Kate has them read aloud together, the Litany of Baptism. You know our Litany of Baptism. You probably know it by heart! In that litany you, church, you, Old south Church, promise a lot to this family, you promise the world to this family. You promise to provide the infrastructure to teach their child about the faith, and about the meaning and the revolutionary import of grace. You promise to maintain a nurturing and challenging Christian environment as the child grows. Moreover, you promise that you, too, will endeavor to grow with the child.
And then the litany turns to the parents. Do you, parents, assume your primary responsibility for fulfilling these expectations by growing with your child in the Christian faith, helping her to become a faithful member of the church of Jesus Christ, and by offering her the nurture and support of the Christian church? And the parents have a single line, but it’s a big one, it’s freighted: We happily and genuinely undertake this serious duty.
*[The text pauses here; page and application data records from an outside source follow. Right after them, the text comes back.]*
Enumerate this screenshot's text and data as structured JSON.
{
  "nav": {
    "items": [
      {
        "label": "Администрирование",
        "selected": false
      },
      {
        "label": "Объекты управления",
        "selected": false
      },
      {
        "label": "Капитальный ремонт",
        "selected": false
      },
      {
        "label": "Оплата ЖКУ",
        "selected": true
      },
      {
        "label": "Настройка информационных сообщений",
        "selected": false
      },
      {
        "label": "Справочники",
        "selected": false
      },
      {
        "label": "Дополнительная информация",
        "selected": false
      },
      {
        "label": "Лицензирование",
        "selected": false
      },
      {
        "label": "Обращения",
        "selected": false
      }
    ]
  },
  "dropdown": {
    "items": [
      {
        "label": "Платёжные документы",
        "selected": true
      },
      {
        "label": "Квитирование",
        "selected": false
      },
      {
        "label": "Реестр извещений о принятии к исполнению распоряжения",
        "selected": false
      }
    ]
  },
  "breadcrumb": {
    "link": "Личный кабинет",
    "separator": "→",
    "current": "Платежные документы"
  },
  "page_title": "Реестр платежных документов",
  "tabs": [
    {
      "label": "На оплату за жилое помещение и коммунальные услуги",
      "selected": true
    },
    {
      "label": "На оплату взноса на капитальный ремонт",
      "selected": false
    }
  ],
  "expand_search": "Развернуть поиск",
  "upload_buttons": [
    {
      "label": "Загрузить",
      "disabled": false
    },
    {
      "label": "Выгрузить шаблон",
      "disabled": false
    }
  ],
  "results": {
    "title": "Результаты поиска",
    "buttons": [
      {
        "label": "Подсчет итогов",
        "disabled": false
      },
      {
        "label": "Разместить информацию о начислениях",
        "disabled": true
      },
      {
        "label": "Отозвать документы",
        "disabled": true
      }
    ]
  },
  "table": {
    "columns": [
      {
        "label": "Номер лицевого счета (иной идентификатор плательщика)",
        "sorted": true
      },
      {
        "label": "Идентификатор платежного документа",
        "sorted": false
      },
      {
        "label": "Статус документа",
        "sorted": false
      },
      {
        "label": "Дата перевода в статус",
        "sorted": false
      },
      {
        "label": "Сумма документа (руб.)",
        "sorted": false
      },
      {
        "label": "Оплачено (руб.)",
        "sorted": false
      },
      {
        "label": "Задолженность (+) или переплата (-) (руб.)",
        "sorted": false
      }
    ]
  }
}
We familiarize these parents with the Litany, which what we are asking them to promise, to vow, before God and everybody. We ask them if they are able and willing to make and keep these promises. We look them in the eyes. And if those parents say yes, who are we to say no?
After all, this church was born to baptize, born to dispense God’s grace liberally, generously, without calculation as to the payoff.
And so it is that I have arrived at the conclusions of this sermon, conclusions that are also and simultaneously admonition and exhortation:
1. No one, no human ever, can or should control access to God or to God’s grace, hence, keep baptizing.
2. Talk to strangers, especially women, and don’t forget to listen.
If we continue to hold fast to these, hold them high, we will inevitably find ourselves crosswise with the powers and principalities of this world. At the same time, we will get ourselves right with God.